kiozk accenture ABN Amro Sanoma Wegener Vodafone KPN

Kiozk by the numbers

I wrote about my company once… just once. Today I’m gonna double this because, well… I wrote another post about Kiozk.com. This time it’s about the numbers.

kiozk activities in Groningen

60

We now have 60 organizers in Kiozk. Some of them use Kiozk to organize just a single activity, some of them dozens and a few actually over a hundred activities.

9

The number of activities in Kiozk this Sunday. Here’s a quick run through: At midnight the day starts with an event in a nightclub, A few hours later an exposition and local market can be visited, you can take a tour with a ranger and cheer for Jong FC Groningen, the pupils of a major Dutch soccer club. These are just five activities which means there are four more. It’s enough to fill the day for sure.

1000+

We recently hit the milestone of 1000 activities organized with Kiozk. Keep ’em coming!

53

This is really cool, it’s the number of activities created in the past two days.

1

The number of cities we’re in. Currently Groningen is the only city in which Kiozk is actively scouting for organizers and users.
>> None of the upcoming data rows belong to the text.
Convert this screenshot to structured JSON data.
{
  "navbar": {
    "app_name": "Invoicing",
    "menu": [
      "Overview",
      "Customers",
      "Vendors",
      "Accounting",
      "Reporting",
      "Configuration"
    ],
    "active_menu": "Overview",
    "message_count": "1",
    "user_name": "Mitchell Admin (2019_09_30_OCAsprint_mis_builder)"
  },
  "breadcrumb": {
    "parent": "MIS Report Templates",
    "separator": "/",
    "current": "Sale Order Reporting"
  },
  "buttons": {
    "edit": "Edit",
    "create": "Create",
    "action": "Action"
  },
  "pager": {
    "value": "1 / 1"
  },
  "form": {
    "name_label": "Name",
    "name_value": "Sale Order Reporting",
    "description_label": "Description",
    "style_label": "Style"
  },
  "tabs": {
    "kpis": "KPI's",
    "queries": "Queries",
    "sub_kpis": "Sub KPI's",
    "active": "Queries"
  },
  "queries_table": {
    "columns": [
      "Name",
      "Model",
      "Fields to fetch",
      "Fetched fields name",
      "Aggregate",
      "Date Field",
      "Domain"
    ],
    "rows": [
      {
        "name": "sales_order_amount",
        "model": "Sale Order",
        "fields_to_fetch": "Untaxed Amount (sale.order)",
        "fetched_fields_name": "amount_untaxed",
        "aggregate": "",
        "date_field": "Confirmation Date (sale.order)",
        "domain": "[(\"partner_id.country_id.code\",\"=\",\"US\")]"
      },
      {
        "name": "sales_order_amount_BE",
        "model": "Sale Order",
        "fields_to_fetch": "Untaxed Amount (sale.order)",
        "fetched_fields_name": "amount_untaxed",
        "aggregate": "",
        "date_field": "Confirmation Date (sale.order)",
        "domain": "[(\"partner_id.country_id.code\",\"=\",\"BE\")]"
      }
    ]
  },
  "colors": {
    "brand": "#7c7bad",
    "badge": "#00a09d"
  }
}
This means all numbers mentioned above apply to just this one city. Oh, I really want to double this number. Just think of the possibilities…

Read more about Kiozk (here) or check out the real deal (here).

kiozk family of websites